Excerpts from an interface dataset
━━━━━━━━━━━━━━━━

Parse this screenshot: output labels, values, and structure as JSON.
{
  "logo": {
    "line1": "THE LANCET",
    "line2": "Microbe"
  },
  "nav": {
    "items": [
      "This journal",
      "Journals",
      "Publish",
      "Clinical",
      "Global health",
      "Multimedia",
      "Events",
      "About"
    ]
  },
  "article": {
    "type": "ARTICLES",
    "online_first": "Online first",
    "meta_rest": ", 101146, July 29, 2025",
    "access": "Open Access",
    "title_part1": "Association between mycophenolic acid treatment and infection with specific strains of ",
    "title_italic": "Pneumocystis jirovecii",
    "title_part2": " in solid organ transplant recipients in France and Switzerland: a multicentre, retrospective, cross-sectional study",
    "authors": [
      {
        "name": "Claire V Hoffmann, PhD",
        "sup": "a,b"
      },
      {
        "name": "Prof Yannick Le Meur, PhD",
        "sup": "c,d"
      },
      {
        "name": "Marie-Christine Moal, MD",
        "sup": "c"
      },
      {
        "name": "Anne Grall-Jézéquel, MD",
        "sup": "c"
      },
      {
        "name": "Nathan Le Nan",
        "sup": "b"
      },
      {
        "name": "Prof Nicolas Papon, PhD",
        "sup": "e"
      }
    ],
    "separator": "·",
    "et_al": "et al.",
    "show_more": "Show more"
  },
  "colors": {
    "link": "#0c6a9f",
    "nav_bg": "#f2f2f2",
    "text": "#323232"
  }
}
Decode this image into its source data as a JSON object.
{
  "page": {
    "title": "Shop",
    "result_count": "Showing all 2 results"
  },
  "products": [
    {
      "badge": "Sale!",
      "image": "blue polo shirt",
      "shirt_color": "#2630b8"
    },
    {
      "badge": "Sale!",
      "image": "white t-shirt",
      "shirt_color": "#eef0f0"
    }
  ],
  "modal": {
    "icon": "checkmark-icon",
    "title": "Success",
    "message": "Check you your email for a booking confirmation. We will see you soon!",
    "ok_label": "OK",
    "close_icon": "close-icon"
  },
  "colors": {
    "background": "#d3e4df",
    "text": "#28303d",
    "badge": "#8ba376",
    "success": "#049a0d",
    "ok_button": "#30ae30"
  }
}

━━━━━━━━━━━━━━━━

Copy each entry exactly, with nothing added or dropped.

Parse this screenshot: output labels, values, and structure as JSON.
{
  "logo": {
    "line1": "THE LANCET",
    "line2": "Microbe"
  },
  "nav": {
    "items": [
      "This journal",
      "Journals",
      "Publish",
      "Clinical",
      "Global health",
      "Multimedia",
      "Events",
      "About"
    ]
  },
  "article": {
    "type": "ARTICLES",
    "online_first": "Online first",
    "meta_rest": ", 101146, July 29, 2025",
    "access": "Open Access",
    "title_part1": "Association between mycophenolic acid treatment and infection with specific strains of ",
    "title_italic": "Pneumocystis jirovecii",
    "title_part2": " in solid organ transplant recipients in France and Switzerland: a multicentre, retrospective, cross-sectional study",
    "authors": [
      {
        "name": "Claire V Hoffmann, PhD",
        "sup": "a,b"
      },
      {
        "name": "Prof Yannick Le Meur, PhD",
        "sup": "c,d"
      },
      {
        "name": "Marie-Christine Moal, MD",
        "sup": "c"
      },
      {
        "name": "Anne Grall-Jézéquel, MD",
        "sup": "c"
      },
      {
        "name": "Nathan Le Nan",
        "sup": "b"
      },
      {
        "name": "Prof Nicolas Papon, PhD",
        "sup": "e"
      }
    ],
    "separator": "·",
    "et_al": "et al.",
    "show_more": "Show more"
  },
  "colors": {
    "link": "#0c6a9f",
    "nav_bg": "#f2f2f2",
    "text": "#323232"
  }
}
Decode this image into its source data as a JSON object.
{
  "page": {
    "title": "Shop",
    "result_count": "Showing all 2 results"
  },
  "products": [
    {
      "badge": "Sale!",
      "image": "blue polo shirt",
      "shirt_color": "#2630b8"
    },
    {
      "badge": "Sale!",
      "image": "white t-shirt",
      "shirt_color": "#eef0f0"
    }
  ],
  "modal": {
    "icon": "checkmark-icon",
    "title": "Success",
    "message": "Check you your email for a booking confirmation. We will see you soon!",
    "ok_label": "OK",
    "close_icon": "close-icon"
  },
  "colors": {
    "background": "#d3e4df",
    "text": "#28303d",
    "badge": "#8ba376",
    "success": "#049a0d",
    "ok_button": "#30ae30"
  }
}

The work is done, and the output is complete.